▸ TASK PROMPT
Report each line of the entries that contains the word "JSON", copied in full.

▸ DATASET EXCERPTS

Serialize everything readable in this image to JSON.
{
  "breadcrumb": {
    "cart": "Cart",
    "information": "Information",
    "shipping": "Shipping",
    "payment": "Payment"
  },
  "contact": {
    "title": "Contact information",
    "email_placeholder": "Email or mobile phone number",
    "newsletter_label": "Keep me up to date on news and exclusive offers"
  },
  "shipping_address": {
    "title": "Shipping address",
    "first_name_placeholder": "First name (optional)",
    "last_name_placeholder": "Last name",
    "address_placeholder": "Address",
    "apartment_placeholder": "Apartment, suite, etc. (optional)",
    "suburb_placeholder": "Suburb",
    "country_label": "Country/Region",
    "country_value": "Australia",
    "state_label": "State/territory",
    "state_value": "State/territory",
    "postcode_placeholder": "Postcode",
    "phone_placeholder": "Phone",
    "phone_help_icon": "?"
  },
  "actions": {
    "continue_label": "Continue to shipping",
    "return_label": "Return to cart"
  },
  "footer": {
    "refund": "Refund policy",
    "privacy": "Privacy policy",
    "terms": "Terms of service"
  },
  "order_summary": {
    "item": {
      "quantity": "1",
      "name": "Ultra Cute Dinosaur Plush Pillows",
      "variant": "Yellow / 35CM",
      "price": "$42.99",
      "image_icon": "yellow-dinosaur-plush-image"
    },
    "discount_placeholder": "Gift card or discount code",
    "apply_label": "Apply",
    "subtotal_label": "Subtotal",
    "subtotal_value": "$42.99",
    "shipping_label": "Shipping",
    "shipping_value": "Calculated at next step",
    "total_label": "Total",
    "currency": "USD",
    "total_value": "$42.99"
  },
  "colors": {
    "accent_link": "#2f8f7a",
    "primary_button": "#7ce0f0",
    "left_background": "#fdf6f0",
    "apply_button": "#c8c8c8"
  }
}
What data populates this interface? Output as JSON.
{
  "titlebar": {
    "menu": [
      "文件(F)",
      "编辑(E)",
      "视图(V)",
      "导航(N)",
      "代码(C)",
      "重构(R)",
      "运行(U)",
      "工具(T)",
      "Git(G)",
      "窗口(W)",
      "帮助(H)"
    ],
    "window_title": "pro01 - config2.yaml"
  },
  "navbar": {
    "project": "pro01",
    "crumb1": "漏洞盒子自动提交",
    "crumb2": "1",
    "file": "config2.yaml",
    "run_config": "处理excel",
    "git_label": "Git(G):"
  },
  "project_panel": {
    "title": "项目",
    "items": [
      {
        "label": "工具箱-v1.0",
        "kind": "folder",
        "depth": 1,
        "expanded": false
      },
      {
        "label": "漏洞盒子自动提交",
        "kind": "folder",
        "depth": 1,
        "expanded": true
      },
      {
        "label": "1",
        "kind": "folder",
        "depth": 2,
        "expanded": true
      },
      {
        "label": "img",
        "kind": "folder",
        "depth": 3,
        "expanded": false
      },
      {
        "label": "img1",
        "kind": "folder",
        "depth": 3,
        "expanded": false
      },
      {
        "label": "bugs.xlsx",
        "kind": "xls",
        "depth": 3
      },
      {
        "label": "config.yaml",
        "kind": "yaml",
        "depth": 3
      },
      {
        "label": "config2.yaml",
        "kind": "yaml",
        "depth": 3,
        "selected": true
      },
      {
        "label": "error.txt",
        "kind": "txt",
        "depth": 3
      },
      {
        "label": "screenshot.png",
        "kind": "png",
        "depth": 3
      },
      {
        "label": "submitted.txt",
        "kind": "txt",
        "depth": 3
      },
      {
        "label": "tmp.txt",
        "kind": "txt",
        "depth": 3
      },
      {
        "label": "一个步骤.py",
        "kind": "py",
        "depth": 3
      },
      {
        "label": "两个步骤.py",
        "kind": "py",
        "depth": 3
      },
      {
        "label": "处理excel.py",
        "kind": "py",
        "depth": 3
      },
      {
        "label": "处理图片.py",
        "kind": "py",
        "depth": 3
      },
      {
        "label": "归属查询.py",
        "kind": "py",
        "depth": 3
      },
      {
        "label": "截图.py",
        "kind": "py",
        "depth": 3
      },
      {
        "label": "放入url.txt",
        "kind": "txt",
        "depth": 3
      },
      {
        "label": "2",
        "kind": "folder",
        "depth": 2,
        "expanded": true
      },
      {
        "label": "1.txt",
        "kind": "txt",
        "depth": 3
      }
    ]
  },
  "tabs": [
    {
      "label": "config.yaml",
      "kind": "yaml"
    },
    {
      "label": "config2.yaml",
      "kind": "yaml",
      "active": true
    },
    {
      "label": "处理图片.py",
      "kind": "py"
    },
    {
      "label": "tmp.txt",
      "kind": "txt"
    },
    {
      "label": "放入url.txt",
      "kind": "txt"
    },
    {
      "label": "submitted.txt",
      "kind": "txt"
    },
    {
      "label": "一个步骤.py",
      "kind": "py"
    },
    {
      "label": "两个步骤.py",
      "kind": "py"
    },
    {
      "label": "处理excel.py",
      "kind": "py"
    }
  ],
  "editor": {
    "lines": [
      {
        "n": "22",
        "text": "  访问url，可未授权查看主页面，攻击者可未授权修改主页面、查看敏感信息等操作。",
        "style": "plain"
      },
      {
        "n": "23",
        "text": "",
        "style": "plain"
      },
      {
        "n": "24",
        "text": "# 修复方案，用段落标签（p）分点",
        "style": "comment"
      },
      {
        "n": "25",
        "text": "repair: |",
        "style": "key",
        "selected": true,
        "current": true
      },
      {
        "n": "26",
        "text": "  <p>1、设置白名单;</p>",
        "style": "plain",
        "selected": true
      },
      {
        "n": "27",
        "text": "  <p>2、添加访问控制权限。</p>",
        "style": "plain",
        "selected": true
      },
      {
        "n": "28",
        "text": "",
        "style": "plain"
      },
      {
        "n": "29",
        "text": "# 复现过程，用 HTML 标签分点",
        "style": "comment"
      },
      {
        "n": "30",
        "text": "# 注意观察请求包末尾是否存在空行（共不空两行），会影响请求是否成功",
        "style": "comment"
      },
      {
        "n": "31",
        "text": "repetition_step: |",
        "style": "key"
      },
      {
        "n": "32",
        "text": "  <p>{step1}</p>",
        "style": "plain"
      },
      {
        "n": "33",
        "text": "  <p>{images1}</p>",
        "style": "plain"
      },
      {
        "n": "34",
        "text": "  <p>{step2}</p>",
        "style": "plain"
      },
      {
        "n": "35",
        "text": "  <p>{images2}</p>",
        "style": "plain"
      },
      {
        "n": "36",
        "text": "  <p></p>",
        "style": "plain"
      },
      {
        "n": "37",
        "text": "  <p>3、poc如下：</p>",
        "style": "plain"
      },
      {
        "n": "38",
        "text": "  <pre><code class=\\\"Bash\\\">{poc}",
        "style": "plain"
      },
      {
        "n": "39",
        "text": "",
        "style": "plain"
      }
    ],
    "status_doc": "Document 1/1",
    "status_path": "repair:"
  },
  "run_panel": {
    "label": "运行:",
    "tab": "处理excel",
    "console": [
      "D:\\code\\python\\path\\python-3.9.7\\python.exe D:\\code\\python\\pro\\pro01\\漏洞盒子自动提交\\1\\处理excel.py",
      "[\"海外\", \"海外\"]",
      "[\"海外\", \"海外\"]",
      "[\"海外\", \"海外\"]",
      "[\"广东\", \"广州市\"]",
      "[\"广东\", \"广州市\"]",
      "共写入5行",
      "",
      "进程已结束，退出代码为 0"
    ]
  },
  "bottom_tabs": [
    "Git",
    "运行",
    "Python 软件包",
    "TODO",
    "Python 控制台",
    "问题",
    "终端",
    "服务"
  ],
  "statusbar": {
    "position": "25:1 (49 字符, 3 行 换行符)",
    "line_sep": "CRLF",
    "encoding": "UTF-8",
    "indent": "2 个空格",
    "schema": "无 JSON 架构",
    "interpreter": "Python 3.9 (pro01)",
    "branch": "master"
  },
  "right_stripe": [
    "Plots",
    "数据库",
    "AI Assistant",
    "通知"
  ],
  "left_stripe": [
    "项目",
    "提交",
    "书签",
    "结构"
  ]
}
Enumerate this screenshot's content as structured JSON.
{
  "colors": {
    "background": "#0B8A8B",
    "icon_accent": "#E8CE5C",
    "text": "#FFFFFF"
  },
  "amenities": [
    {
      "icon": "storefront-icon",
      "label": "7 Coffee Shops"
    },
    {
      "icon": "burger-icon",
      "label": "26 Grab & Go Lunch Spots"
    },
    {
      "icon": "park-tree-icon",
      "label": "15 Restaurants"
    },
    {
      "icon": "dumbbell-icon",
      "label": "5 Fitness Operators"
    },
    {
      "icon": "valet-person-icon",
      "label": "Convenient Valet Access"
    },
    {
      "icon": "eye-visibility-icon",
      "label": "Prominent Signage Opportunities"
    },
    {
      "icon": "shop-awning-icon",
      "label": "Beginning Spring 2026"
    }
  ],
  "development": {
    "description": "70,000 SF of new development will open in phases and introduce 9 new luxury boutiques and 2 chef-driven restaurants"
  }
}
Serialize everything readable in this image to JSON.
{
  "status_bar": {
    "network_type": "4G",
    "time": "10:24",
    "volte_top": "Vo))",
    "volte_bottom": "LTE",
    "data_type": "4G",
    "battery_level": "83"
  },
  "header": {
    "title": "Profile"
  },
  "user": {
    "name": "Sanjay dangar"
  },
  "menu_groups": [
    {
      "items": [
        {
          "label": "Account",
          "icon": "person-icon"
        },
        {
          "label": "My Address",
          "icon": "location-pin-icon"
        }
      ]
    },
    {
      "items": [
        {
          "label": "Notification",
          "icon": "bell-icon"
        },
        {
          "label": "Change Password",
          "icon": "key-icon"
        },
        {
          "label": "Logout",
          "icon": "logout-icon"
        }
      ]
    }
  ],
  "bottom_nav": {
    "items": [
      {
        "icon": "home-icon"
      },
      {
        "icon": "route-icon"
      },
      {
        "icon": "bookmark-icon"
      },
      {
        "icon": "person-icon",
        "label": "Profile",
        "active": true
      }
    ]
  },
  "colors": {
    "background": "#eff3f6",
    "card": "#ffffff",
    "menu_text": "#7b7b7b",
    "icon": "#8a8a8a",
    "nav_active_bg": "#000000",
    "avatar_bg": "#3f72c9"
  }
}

▸ SOLUTION TO THIS TASK
Serialize everything readable in this image to JSON.
What data populates this interface? Output as JSON.
    "schema": "无 JSON 架构",
Enumerate this screenshot's content as structured JSON.
Serialize everything readable in this image to JSON.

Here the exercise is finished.